§ Work to be completed: Where does the string "data" occur in the records? Copy each line that holds it.

§ Excerpted records:
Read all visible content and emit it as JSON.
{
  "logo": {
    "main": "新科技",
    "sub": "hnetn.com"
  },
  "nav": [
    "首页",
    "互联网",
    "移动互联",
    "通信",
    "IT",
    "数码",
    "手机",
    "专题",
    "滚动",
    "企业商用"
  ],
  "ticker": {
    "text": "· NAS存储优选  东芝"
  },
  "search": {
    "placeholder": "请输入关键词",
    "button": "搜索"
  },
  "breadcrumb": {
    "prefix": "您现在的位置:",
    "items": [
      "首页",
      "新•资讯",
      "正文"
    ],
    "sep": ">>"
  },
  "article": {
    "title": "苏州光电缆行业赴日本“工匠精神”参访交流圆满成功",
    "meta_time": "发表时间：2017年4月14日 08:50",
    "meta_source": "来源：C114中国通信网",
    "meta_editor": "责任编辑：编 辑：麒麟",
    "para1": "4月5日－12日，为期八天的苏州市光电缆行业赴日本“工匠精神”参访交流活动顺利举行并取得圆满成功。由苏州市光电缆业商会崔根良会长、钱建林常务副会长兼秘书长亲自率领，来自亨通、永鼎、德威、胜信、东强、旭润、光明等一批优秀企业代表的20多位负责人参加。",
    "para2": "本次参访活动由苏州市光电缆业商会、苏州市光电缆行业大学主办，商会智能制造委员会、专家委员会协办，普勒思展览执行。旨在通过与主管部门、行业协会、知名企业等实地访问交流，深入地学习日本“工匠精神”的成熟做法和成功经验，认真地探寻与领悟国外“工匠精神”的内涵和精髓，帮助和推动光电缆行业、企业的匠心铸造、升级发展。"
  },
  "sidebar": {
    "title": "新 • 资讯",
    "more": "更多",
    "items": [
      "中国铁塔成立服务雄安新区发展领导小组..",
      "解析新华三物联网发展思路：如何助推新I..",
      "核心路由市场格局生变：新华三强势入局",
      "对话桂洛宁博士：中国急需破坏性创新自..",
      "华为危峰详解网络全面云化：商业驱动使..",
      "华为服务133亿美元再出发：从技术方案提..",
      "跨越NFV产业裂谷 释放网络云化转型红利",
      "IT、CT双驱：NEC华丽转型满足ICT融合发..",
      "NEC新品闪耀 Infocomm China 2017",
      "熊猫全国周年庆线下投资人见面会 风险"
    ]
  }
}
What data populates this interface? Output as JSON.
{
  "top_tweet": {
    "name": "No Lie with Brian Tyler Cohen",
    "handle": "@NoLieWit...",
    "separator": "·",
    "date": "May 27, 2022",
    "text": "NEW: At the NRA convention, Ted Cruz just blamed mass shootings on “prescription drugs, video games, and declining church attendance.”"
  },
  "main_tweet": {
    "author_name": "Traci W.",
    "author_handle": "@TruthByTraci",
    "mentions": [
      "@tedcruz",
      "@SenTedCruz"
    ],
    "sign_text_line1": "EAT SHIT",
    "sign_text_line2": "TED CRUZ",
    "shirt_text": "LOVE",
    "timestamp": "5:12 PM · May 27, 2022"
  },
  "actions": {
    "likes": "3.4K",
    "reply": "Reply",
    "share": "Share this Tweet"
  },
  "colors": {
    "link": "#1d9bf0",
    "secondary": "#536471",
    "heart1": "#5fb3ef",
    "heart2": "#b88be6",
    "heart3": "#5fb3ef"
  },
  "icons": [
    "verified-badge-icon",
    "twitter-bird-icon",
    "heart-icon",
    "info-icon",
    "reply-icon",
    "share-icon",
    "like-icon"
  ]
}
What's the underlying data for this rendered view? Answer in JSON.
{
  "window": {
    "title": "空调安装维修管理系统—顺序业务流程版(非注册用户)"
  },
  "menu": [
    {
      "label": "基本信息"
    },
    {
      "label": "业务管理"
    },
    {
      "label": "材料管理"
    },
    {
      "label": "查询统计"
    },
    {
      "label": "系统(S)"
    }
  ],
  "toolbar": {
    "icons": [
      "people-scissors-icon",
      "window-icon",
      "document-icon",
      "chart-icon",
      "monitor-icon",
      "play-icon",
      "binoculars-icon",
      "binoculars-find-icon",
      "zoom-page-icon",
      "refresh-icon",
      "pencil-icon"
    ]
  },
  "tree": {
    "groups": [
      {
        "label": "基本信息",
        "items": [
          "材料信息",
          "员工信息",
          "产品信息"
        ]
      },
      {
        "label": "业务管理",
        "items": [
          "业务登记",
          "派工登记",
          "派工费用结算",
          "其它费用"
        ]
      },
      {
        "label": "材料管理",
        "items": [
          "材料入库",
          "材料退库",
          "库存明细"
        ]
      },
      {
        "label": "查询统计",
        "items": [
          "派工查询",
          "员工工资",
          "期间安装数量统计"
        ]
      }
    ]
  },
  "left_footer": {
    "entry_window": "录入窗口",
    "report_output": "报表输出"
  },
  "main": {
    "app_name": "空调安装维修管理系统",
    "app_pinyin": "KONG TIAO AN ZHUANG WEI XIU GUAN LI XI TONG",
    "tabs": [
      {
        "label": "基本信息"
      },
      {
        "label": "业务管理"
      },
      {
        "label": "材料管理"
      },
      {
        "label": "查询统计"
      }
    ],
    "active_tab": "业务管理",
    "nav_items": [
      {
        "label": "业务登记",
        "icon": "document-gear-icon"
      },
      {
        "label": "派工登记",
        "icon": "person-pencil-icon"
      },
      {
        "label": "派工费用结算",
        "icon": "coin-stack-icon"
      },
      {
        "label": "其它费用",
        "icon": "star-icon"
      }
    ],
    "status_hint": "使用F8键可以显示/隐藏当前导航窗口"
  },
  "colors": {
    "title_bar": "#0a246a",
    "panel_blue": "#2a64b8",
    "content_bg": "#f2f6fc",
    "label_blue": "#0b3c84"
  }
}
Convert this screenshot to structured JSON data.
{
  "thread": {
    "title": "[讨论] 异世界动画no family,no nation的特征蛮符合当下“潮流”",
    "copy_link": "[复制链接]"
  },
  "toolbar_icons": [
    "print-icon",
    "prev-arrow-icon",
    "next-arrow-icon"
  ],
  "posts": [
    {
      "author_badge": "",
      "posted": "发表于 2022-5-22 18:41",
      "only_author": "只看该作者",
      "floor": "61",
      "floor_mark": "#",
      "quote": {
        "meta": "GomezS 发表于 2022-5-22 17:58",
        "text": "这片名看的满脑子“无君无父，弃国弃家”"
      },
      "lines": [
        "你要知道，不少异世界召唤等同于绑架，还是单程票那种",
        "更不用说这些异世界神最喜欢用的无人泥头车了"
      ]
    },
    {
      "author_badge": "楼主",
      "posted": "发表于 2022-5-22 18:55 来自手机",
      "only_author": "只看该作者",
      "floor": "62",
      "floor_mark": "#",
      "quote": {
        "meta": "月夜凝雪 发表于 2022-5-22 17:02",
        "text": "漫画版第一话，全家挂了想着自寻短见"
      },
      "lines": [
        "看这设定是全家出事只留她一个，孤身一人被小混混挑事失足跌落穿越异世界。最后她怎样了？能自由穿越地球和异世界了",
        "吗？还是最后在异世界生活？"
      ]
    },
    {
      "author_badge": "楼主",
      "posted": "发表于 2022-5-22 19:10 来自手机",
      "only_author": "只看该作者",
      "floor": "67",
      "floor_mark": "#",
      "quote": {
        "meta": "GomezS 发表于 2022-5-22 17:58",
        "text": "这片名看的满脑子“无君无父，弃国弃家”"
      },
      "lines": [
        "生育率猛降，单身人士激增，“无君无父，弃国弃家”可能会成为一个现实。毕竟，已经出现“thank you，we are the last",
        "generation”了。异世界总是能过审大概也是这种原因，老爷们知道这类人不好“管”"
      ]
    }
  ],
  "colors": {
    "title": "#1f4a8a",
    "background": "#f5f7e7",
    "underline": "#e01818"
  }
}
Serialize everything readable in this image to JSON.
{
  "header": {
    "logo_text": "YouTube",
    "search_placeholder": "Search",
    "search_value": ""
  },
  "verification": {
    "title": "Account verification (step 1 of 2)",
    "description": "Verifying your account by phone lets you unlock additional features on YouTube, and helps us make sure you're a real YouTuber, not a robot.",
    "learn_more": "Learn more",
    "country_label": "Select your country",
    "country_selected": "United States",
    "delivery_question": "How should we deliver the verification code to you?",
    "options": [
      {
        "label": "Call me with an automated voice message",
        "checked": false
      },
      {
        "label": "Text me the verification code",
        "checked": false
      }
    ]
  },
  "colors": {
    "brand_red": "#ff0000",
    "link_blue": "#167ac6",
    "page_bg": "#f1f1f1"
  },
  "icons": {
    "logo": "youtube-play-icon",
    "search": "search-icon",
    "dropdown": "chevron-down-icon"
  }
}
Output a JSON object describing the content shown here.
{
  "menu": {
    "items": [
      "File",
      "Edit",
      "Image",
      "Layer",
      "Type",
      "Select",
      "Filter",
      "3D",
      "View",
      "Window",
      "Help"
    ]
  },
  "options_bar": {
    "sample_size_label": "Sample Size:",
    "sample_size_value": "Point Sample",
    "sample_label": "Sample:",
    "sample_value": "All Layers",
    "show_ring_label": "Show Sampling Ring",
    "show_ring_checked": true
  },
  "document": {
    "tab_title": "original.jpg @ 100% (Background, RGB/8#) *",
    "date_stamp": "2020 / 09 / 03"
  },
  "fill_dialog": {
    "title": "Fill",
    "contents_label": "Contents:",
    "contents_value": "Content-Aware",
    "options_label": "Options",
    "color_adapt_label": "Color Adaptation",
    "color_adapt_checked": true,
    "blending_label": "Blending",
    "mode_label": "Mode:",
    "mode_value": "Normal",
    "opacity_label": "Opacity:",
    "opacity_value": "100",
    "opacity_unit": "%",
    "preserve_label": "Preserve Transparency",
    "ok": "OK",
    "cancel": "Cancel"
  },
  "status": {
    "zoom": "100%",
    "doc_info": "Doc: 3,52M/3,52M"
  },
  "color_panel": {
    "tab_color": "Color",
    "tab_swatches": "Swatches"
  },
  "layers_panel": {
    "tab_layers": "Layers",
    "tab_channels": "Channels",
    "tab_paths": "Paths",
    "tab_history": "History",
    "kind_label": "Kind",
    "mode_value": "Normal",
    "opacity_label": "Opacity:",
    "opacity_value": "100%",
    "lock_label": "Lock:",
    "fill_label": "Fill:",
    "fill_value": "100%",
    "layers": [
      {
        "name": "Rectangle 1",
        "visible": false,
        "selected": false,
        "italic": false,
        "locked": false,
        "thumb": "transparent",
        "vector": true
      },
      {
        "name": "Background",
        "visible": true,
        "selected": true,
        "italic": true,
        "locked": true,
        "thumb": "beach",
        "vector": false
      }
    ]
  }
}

§ Final answer:
What data populates this interface? Output as JSON.
What's the underlying data for this rendered view? Answer in JSON.
Convert this screenshot to structured JSON data.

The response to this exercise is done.